- Pipeline and Power-line inspection – Is EO/IR enough? Do analysts at home have the same requirements as those on the ground? Is LiDAR required to make an operation effective or do some inspectors that may require less training simply need visual recognition of deterioration with extensive analytics? Is IR preferred for some infrastructure but necessary for others? As photogrammetry has evolved to nearly 99% effectiveness of sub-liminal LiDAR systems, perhaps developing a photogrammetric system utilizing EO/IR capabilities is more effective in the long-term.
UAS Performance Characteristics –
Maximum altitude (not regulatory), Maximum airspeed, cruise or hover airspeed, maximum endurance, maximum range, maximum rate of climb/descent, maximum bank angle, turn rate limits, payload capacity, battery draw:
- All Three Types – In our experience, those tasked with developing programs for UAS inclusion into current operations tend to look at the UAS Performance Characteristics more so than the rest of the CONOPS. They recognize that the platform is important and believe flight time, distance, speed, battery life, and maximum lift will drive their acquisition decision. While important, we believe it is more important to understand what mission you are trying to accomplish, what data needs exist for that mission, which sensor platform is available that meets those goals, and then decide upon mission length, location, and vehicle.
The energy sector, inclusive of all infrastructure that keeps it running, has the potential to be revolutionized by UAS more so perhaps than any other industry. As autonomy grows, regulations become less restrictive or companies begin to understand how to operate within their restrictions; more and more business uses will be discovered and effectively promoted within the UAS industry. It will be up to those creating programs now to drive the industry forward in the future, as it cannot succeed without corporate entrepreneurs taking risks, betting on progress, and implementing solutions to newly recognized inefficiencies.

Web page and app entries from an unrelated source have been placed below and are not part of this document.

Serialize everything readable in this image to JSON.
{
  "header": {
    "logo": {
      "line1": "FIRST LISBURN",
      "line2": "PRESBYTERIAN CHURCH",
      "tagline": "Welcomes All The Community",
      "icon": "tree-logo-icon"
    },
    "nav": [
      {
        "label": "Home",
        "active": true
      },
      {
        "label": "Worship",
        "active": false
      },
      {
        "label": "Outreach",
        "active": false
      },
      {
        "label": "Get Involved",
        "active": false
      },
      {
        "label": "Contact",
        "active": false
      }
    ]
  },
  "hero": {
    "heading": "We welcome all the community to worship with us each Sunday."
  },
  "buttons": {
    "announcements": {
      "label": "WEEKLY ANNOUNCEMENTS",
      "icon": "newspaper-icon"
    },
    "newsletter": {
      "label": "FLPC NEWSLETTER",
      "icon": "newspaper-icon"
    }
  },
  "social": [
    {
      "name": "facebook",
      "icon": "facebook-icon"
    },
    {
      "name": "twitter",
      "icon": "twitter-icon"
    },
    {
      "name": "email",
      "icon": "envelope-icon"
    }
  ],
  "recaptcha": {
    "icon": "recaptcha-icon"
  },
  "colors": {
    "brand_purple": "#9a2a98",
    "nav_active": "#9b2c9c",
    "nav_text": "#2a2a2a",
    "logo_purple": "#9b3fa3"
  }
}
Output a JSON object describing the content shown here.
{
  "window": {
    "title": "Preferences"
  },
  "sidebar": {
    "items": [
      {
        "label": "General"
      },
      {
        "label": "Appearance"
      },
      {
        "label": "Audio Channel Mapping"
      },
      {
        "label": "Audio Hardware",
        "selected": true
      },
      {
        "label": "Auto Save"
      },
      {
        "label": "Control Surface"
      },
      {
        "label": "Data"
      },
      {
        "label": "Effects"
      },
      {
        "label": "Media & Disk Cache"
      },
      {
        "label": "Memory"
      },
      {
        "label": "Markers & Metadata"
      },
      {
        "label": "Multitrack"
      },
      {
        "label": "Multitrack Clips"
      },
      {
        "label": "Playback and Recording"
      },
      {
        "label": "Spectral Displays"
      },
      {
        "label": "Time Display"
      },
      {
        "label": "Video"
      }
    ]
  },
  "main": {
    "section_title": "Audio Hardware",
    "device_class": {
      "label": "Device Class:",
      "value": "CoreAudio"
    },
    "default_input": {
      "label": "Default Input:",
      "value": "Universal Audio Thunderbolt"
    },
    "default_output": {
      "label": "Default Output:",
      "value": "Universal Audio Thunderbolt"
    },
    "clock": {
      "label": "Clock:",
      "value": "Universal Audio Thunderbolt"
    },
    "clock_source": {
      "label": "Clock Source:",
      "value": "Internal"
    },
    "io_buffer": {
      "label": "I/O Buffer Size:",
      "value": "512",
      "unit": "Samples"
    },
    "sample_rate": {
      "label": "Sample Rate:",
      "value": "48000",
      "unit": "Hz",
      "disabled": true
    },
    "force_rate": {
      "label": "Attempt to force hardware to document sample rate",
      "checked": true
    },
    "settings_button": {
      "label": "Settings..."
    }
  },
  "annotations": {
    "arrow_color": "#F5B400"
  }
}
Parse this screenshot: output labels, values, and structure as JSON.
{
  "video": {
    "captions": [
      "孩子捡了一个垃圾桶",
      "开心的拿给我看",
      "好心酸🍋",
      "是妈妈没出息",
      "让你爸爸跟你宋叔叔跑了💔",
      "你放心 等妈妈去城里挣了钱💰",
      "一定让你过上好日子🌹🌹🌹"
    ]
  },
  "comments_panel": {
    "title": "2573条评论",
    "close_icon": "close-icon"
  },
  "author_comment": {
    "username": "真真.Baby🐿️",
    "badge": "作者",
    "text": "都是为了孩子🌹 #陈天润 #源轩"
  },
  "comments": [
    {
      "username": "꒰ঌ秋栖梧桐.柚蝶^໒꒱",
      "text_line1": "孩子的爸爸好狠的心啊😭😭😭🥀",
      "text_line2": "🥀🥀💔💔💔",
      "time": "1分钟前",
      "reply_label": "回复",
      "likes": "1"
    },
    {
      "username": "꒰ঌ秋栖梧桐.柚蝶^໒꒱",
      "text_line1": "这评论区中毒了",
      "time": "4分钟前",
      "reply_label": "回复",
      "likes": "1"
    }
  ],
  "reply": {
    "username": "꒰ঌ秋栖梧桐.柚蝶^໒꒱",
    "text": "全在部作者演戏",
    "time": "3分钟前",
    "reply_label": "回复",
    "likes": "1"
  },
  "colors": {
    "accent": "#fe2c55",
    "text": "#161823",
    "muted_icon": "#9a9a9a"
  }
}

The next part of the series we’ll look at the agriculture sector, specifically where companies have issues and where they can benefit from better CONOPS development on the front-end.
Most importantly, it is in the best interest of all players to go through a methodical and well understood systems engineering process before taking the irreversible steps of purchase and implementation of UAS.
Some final thoughts on not simply this industry, but all industries:
- Avoid the headaches by remembering integration of backend software to front end data acquisition, and how users in your company will effectively use the UAS information.
- Identify your mission needs before you develop the program so you aren’t stuck with the wrong platform for the right mission.
- Demand a tailor made hardware or software solution rather than buy off-the-shelf products with inadequate customer support.
- Use payloads and sensors that make sense for you!
Harrison Wolf is a UAS safety & Security Expert with focuses in regulations, standards, technology commercialization, and program development. He created and teaches the Safety Management Systems (SMS) for Remotely Piloted Aircraft Course, Report Writing for Aircraft Accident Investigation, and SMS for Airport Managers at the USC Aviation Safety & Security Program. Harrison is currently the Business Development & Sales Manager with VStar Systems Inc., a multi-disciplinary systems integration firm specializing in end-to-end unmanned robotics, and is the President of Wolf UAS LLC, a UAS Safety Consulting Firm specializing in developing UAS safety programs for all sizes of organizations .